WORK TO COMPLETE> Find every line in the data that contains the word "Fast". Return each of those lines.

════════

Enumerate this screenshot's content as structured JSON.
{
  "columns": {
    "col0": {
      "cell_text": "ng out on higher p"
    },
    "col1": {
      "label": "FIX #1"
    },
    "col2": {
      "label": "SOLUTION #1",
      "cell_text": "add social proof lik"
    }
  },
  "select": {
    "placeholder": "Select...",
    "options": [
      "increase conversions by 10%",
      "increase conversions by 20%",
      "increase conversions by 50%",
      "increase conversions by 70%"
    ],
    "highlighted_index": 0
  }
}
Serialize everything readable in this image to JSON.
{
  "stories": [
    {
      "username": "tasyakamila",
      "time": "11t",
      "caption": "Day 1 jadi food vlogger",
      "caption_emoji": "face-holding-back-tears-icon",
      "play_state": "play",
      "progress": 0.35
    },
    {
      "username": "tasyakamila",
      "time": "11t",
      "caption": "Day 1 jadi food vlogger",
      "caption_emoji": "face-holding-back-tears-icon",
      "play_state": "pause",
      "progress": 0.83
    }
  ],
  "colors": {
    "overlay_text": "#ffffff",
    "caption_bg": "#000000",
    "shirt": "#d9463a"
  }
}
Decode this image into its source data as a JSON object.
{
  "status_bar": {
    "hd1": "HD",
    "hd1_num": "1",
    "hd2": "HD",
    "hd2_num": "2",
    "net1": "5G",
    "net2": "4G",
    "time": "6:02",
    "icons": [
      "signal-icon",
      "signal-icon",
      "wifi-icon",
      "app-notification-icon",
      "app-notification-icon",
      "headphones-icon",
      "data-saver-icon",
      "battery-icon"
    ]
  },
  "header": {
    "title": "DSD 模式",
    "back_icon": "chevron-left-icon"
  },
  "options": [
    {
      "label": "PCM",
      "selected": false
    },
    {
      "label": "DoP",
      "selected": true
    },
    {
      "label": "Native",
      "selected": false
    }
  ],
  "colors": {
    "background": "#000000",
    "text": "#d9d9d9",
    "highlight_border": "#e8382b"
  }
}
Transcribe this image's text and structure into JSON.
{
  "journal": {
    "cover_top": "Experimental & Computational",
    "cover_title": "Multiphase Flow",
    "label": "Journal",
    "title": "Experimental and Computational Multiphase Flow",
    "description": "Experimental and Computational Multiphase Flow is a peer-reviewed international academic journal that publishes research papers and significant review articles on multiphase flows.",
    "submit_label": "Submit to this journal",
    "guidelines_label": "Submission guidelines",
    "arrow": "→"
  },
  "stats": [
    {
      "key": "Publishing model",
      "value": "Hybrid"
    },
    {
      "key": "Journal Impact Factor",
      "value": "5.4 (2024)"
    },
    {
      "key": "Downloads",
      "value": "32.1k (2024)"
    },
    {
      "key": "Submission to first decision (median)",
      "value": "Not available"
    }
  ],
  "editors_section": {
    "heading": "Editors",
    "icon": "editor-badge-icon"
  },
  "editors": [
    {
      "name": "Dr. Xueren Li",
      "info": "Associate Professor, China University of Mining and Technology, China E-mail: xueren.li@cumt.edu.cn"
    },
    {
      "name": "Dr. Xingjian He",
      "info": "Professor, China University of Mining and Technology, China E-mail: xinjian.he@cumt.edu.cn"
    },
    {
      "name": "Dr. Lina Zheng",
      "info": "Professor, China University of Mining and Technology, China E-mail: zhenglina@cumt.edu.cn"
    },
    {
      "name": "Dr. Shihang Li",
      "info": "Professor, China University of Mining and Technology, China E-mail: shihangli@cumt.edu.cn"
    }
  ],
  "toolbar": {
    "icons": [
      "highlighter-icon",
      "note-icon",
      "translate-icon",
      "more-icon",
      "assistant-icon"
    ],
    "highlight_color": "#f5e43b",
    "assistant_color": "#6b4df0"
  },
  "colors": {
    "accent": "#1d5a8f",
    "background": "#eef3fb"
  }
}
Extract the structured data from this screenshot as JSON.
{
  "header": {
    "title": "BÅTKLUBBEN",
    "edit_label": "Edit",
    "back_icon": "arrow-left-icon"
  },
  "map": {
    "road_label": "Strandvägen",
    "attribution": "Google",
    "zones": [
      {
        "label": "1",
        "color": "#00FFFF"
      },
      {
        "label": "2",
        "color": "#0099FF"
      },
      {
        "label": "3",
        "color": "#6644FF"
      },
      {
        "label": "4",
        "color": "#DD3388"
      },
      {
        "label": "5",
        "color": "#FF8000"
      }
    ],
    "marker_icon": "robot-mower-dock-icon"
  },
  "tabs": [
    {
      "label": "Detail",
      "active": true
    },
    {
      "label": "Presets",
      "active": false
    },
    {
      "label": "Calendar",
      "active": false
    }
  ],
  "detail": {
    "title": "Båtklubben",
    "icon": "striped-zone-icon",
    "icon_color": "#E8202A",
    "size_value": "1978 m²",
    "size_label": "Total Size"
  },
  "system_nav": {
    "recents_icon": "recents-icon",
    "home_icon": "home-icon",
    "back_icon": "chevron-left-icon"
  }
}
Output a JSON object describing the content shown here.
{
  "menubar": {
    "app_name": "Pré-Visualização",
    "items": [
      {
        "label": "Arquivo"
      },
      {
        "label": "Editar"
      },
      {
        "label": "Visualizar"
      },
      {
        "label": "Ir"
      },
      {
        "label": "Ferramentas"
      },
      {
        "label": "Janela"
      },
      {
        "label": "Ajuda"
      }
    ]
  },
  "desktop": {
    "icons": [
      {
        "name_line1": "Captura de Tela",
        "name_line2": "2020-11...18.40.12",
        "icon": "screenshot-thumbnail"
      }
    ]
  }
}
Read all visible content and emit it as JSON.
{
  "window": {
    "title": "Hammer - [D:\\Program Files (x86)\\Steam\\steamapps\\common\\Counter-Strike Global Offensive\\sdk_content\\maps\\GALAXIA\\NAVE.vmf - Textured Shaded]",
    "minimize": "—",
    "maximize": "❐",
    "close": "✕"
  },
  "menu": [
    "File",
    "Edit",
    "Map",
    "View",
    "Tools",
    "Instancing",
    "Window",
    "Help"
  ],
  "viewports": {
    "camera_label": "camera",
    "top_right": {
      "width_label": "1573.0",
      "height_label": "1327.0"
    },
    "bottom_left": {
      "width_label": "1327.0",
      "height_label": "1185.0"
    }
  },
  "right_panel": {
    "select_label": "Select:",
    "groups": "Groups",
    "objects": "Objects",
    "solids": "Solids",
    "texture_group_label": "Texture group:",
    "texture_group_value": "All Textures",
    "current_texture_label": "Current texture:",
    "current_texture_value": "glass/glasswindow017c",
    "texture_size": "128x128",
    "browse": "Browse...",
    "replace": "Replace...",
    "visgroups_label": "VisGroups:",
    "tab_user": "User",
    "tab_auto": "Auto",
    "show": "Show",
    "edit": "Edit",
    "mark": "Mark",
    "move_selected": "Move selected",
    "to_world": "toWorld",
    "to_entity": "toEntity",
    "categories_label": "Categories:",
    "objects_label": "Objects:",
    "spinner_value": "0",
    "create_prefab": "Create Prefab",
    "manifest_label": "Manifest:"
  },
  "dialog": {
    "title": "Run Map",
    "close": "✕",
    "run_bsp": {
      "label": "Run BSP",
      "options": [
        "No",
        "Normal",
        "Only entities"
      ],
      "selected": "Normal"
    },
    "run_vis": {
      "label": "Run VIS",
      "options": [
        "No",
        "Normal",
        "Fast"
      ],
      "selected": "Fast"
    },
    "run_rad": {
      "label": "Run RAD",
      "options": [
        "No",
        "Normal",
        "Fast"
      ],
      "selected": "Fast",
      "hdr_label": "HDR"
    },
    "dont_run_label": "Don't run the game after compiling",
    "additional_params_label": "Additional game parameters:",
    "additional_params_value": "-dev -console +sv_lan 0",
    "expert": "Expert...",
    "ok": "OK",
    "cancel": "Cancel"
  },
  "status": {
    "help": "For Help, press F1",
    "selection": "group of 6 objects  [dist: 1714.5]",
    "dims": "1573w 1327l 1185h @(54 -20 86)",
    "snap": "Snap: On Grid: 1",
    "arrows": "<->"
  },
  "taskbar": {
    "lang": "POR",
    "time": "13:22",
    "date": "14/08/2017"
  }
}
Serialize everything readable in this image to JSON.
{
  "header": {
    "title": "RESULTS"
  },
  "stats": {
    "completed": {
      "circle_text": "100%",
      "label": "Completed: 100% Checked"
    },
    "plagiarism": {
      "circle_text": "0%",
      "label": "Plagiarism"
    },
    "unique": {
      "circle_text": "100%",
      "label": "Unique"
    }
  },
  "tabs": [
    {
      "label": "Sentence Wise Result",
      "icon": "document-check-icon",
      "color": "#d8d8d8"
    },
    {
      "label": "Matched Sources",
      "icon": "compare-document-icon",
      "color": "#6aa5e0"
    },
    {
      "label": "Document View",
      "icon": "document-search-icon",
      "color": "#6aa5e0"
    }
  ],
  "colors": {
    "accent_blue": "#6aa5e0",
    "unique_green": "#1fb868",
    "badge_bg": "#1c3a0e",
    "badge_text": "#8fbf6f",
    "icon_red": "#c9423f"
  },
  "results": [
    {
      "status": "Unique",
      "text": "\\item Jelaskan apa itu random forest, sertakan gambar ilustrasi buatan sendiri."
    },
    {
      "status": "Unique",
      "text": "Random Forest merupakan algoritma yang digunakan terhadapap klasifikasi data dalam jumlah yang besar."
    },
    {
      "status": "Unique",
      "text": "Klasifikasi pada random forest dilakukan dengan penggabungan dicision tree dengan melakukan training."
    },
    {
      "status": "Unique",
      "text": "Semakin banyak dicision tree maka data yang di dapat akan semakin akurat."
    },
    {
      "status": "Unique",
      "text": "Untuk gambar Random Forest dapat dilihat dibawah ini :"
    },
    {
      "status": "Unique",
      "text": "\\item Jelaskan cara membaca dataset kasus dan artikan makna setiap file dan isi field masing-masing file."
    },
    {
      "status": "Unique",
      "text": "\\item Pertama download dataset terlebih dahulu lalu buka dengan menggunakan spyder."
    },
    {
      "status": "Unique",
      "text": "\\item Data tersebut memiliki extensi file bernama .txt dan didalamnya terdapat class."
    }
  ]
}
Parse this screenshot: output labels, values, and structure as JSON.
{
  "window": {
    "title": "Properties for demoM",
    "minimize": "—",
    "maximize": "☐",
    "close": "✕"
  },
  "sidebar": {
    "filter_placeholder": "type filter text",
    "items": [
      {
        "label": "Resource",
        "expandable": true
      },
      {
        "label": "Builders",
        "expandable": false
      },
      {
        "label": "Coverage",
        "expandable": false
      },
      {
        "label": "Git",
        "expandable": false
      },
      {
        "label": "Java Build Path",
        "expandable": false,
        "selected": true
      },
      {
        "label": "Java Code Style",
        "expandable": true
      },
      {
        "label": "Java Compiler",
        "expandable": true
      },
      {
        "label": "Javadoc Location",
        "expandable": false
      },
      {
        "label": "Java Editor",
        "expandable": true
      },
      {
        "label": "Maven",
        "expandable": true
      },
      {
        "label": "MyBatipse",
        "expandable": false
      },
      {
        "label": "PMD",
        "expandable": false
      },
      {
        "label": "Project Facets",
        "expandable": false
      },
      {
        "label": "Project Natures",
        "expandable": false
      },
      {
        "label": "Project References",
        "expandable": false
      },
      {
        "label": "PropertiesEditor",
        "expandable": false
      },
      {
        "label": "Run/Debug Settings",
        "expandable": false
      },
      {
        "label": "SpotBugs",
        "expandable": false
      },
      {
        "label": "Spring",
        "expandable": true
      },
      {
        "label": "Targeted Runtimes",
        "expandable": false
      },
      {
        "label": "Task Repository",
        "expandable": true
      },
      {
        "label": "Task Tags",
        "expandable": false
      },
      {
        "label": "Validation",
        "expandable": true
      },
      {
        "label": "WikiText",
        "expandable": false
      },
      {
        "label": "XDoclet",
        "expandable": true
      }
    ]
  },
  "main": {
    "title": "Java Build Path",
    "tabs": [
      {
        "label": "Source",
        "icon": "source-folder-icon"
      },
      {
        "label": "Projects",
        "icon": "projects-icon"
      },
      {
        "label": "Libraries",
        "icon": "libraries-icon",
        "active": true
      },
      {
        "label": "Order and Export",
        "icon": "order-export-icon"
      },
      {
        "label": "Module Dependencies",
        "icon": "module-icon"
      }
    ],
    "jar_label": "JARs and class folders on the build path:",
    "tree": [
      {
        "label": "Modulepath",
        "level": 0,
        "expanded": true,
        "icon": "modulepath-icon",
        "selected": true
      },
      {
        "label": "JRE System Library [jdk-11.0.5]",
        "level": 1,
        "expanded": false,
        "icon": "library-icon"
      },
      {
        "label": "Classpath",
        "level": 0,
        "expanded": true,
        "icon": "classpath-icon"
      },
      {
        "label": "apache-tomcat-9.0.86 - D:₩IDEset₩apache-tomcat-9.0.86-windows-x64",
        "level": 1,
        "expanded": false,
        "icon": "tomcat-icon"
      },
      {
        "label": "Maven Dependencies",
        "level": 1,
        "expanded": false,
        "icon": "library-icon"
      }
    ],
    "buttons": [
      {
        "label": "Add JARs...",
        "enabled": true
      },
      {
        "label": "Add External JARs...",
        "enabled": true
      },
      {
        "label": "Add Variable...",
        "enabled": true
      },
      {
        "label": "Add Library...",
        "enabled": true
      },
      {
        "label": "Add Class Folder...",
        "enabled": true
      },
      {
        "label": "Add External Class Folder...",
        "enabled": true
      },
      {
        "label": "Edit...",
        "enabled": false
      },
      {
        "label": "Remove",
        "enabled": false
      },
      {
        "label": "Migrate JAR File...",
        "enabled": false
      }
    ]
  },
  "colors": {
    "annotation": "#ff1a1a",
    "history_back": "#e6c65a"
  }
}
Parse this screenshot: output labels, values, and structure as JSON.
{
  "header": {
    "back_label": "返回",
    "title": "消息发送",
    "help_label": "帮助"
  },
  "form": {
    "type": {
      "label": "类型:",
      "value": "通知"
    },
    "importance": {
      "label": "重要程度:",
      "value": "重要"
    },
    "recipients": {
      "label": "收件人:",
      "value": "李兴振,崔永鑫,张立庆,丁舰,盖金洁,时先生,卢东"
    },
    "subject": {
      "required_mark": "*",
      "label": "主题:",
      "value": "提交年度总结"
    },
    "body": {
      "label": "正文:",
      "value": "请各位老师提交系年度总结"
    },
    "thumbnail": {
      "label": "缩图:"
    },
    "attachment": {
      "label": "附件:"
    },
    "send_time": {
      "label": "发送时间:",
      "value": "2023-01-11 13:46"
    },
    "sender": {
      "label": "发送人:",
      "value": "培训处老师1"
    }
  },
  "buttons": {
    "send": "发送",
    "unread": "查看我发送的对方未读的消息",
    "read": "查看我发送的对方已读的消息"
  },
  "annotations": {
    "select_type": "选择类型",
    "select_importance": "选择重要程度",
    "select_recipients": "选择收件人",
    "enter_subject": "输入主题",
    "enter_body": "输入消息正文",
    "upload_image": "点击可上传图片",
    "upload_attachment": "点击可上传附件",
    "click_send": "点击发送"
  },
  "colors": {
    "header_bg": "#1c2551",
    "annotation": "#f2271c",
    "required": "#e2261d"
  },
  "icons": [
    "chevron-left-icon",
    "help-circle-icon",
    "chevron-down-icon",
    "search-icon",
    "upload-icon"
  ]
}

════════

EXERCISE SOLUTION>
        "Fast"
      "selected": "Fast"
        "Fast"
      "selected": "Fast",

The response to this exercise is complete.